**Prompt:**
Find the lines below in which the string "this" occurs. Copy each one.

____ Supplied data

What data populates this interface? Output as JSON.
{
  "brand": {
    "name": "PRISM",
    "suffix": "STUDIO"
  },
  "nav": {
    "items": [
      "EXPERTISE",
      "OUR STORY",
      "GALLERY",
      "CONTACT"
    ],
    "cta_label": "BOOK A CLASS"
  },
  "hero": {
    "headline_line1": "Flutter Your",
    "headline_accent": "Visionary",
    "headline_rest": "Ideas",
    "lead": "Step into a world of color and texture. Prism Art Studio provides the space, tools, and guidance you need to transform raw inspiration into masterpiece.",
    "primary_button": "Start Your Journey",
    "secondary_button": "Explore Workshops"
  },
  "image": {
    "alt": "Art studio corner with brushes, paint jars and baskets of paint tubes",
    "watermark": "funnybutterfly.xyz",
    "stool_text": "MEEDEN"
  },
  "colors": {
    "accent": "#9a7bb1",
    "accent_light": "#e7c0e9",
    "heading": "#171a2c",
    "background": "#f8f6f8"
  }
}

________
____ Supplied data

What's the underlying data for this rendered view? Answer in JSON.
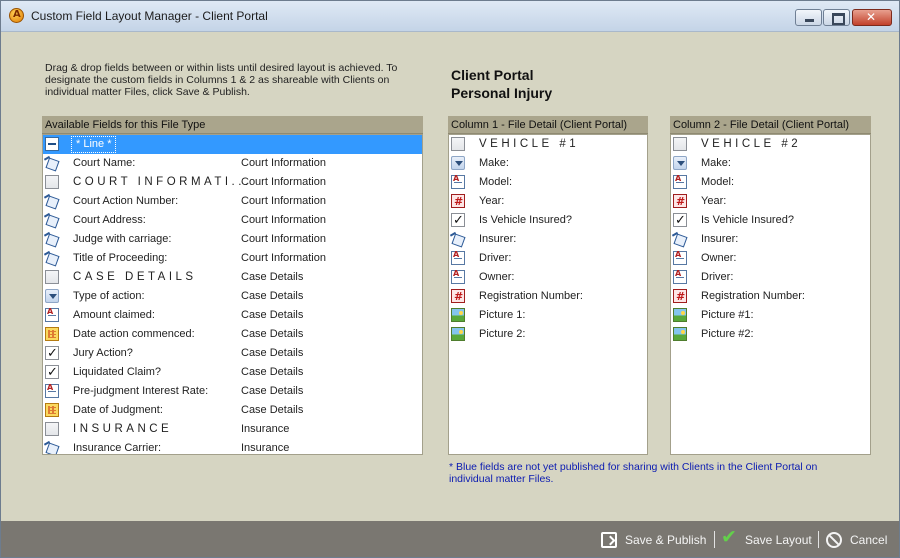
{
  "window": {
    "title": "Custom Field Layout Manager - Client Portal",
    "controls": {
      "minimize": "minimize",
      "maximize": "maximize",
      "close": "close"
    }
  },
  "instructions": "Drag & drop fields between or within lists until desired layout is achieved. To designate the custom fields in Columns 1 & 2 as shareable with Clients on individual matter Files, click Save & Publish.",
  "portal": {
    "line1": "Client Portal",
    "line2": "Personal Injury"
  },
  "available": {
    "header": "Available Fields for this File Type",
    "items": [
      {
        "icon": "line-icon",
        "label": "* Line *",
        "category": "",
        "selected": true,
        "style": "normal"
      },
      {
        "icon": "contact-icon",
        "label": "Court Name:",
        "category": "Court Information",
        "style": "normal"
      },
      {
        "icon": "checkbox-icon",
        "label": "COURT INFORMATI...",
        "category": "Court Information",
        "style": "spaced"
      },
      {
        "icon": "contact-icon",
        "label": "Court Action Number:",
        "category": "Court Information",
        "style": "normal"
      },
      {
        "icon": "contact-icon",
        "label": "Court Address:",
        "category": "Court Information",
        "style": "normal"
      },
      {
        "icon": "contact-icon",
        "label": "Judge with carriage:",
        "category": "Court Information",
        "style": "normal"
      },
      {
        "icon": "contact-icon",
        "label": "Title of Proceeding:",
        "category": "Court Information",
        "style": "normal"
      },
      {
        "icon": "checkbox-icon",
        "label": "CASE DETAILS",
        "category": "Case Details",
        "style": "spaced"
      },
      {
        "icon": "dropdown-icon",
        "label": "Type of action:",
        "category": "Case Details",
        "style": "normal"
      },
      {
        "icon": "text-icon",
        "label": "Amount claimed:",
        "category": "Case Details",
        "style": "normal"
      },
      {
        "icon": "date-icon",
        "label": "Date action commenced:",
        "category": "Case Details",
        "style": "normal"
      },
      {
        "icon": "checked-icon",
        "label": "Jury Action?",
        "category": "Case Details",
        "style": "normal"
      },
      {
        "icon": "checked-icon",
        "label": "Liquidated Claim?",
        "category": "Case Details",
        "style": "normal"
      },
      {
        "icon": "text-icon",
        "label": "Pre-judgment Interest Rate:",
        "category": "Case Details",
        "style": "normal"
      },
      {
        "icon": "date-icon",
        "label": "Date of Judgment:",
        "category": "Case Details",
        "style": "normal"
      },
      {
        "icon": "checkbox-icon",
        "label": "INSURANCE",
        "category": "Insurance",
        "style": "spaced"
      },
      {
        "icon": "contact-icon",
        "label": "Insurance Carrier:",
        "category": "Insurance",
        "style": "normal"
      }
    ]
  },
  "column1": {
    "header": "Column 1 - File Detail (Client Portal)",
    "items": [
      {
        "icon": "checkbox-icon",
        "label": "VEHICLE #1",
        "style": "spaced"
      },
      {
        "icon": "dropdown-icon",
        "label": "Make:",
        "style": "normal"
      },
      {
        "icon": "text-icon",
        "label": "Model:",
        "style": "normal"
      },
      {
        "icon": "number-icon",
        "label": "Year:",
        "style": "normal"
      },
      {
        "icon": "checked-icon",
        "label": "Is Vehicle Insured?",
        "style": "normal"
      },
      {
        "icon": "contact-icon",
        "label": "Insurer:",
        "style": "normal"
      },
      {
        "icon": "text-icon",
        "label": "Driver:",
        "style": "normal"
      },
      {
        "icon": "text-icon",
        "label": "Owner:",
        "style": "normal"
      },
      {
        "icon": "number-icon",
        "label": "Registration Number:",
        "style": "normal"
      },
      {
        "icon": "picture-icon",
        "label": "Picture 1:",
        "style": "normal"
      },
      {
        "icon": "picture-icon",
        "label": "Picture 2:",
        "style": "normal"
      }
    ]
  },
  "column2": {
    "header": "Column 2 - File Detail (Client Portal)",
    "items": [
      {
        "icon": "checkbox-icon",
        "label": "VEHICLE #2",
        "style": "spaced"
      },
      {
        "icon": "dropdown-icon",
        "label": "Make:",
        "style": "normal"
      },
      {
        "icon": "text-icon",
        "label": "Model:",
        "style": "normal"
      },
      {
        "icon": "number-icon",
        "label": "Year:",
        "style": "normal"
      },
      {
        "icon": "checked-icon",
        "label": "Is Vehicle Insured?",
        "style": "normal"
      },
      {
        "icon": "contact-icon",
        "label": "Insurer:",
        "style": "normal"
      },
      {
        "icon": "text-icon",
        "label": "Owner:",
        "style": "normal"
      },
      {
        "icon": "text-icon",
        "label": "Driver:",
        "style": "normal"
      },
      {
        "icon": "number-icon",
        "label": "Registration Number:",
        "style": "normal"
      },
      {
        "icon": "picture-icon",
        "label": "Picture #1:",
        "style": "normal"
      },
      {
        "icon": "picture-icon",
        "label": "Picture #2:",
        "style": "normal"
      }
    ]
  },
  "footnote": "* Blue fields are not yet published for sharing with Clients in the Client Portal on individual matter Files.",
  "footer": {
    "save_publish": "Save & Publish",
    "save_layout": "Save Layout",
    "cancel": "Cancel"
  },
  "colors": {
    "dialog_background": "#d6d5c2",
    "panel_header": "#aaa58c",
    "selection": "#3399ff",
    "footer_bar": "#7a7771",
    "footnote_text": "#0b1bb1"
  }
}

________

**Task output:**
What data populates this interface? Output as JSON.
What's the underlying data for this rendered view? Answer in JSON.
    "header": "Available Fields for this File Type",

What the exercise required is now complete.